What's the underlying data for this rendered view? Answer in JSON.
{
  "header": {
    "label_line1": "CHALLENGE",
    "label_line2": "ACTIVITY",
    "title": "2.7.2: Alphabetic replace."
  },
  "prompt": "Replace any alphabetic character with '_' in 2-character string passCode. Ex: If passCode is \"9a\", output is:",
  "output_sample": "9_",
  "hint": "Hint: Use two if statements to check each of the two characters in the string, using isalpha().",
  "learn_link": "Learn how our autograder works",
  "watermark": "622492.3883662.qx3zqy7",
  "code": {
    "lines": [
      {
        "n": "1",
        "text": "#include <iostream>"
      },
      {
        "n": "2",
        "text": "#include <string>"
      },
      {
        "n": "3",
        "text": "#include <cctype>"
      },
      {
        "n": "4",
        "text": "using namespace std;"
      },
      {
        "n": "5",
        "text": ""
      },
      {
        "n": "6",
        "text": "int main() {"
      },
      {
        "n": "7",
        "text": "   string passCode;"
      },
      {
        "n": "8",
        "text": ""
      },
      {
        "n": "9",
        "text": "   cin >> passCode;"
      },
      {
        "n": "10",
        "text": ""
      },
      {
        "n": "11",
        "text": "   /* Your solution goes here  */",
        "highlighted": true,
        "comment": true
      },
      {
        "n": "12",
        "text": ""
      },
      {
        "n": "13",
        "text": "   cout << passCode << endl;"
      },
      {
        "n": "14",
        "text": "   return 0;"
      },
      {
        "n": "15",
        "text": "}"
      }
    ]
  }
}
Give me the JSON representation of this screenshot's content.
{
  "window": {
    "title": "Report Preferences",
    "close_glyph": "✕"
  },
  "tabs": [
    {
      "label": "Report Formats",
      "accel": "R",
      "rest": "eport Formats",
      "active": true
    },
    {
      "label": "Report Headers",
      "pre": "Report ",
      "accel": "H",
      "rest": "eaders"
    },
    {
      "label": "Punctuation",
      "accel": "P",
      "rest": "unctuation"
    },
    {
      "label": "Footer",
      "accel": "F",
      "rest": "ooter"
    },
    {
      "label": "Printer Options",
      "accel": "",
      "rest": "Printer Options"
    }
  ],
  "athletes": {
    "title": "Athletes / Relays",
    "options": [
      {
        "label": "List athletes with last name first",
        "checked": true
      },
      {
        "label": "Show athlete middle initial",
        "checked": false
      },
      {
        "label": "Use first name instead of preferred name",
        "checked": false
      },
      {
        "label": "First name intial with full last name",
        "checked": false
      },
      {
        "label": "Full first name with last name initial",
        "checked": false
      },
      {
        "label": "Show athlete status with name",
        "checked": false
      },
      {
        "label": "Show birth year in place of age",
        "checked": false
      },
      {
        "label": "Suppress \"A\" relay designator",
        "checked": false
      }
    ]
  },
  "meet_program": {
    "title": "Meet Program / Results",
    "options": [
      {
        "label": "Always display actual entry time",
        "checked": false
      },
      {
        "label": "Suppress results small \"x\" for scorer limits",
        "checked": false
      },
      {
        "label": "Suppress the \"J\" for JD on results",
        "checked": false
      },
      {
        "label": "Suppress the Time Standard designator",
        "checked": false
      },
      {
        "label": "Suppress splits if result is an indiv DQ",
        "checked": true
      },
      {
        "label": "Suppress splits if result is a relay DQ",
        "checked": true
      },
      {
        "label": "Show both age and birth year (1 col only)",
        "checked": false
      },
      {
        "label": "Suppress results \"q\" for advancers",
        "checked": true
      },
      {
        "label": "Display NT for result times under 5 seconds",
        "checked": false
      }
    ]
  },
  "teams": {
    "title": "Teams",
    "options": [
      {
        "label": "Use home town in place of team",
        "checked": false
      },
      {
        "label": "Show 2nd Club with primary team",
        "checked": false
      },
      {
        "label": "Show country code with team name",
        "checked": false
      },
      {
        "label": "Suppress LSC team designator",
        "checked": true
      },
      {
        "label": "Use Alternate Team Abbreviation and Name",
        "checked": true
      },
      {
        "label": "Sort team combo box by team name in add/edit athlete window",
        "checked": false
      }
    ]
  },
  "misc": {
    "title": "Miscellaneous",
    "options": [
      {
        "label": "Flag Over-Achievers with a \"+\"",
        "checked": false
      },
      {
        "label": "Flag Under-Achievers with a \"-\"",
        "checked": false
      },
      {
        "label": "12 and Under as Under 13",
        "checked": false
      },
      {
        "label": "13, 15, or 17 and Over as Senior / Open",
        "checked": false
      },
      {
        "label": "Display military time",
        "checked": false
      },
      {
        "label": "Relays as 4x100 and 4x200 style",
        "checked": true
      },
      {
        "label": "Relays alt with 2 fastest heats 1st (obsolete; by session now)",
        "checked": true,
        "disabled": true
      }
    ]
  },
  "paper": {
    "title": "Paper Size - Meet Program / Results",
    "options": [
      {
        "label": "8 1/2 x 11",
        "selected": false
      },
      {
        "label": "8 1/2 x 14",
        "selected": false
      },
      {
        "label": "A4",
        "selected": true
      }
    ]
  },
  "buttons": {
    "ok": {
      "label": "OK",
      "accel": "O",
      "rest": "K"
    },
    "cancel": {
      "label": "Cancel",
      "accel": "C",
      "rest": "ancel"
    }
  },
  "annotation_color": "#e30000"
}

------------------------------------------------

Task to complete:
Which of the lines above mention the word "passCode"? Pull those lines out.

Completed task:
  "prompt": "Replace any alphabetic character with '_' in 2-character string passCode. Ex: If passCode is \"9a\", output is:",
        "text": "   string passCode;"
        "text": "   cin >> passCode;"
        "text": "   cout << passCode << endl;"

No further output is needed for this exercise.